Task
A faithful copy of the data is the goal; set it down exactly, without the images.

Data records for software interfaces
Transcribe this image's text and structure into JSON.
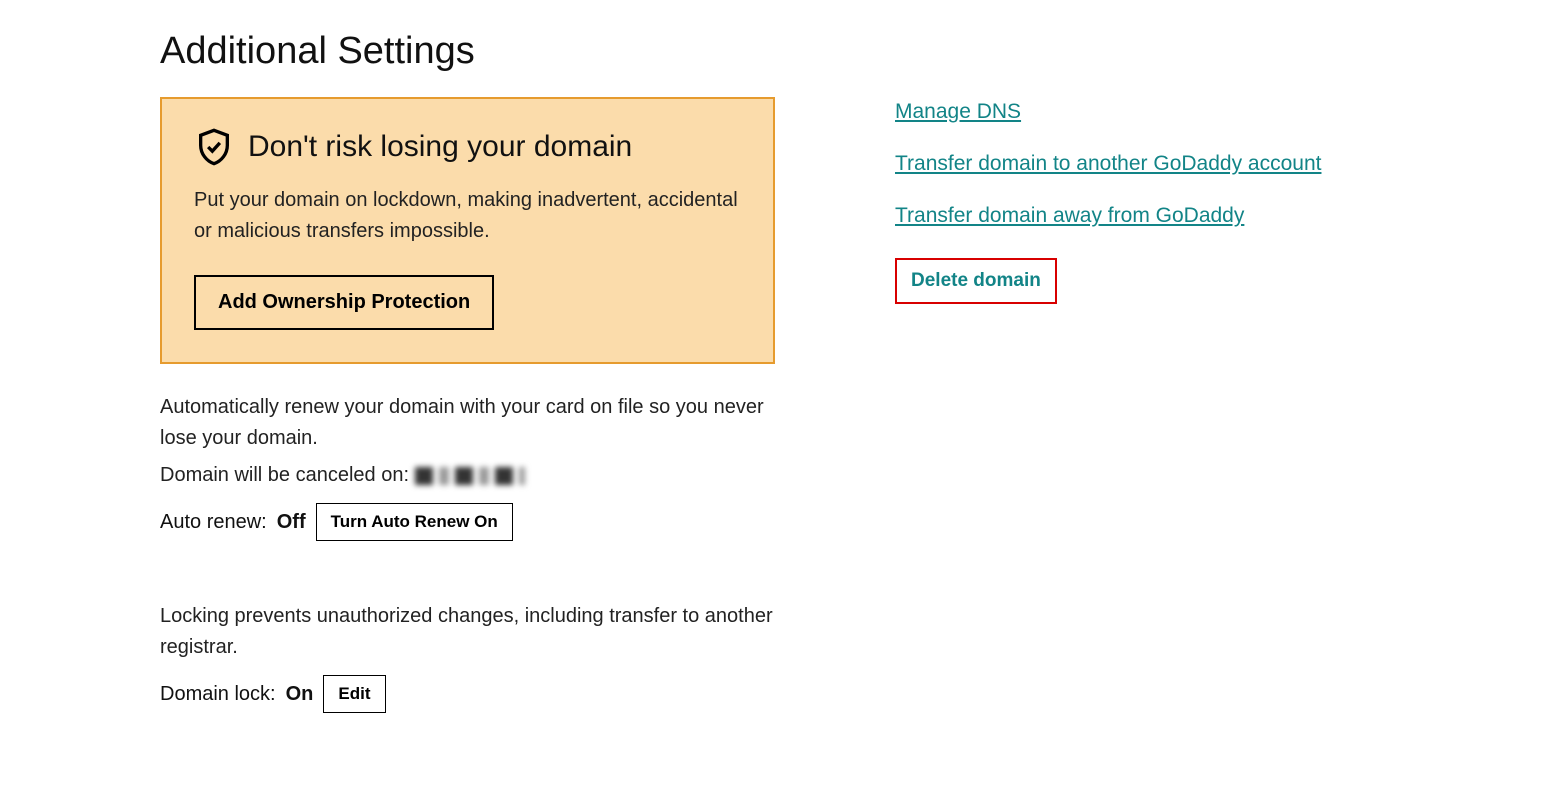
{
  "heading": "Additional Settings",
  "promo": {
    "title": "Don't risk losing your domain",
    "desc": "Put your domain on lockdown, making inadvertent, accidental or malicious transfers impossible.",
    "button": "Add Ownership Protection"
  },
  "autorenew": {
    "desc": "Automatically renew your domain with your card on file so you never lose your domain.",
    "cancel_prefix": "Domain will be canceled on:",
    "label": "Auto renew:",
    "status": "Off",
    "button": "Turn Auto Renew On"
  },
  "lock": {
    "desc": "Locking prevents unauthorized changes, including transfer to another registrar.",
    "label": "Domain lock:",
    "status": "On",
    "button": "Edit"
  },
  "links": {
    "manage_dns": "Manage DNS",
    "transfer_another": "Transfer domain to another GoDaddy account",
    "transfer_away": "Transfer domain away from GoDaddy",
    "delete": "Delete domain"
  }
}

Result
Transcribe this image's text and structure into JSON.
{
  "heading": "Additional Settings",
  "promo": {
    "title": "Don't risk losing your domain",
    "desc": "Put your domain on lockdown, making inadvertent, accidental or malicious transfers impossible.",
    "button": "Add Ownership Protection"
  },
  "autorenew": {
    "desc": "Automatically renew your domain with your card on file so you never lose your domain.",
    "cancel_prefix": "Domain will be canceled on:",
    "label": "Auto renew:",
    "status": "Off",
    "button": "Turn Auto Renew On"
  },
  "lock": {
    "desc": "Locking prevents unauthorized changes, including transfer to another registrar.",
    "label": "Domain lock:",
    "status": "On",
    "button": "Edit"
  },
  "links": {
    "manage_dns": "Manage DNS",
    "transfer_another": "Transfer domain to another GoDaddy account",
    "transfer_away": "Transfer domain away from GoDaddy",
    "delete": "Delete domain"
  }
}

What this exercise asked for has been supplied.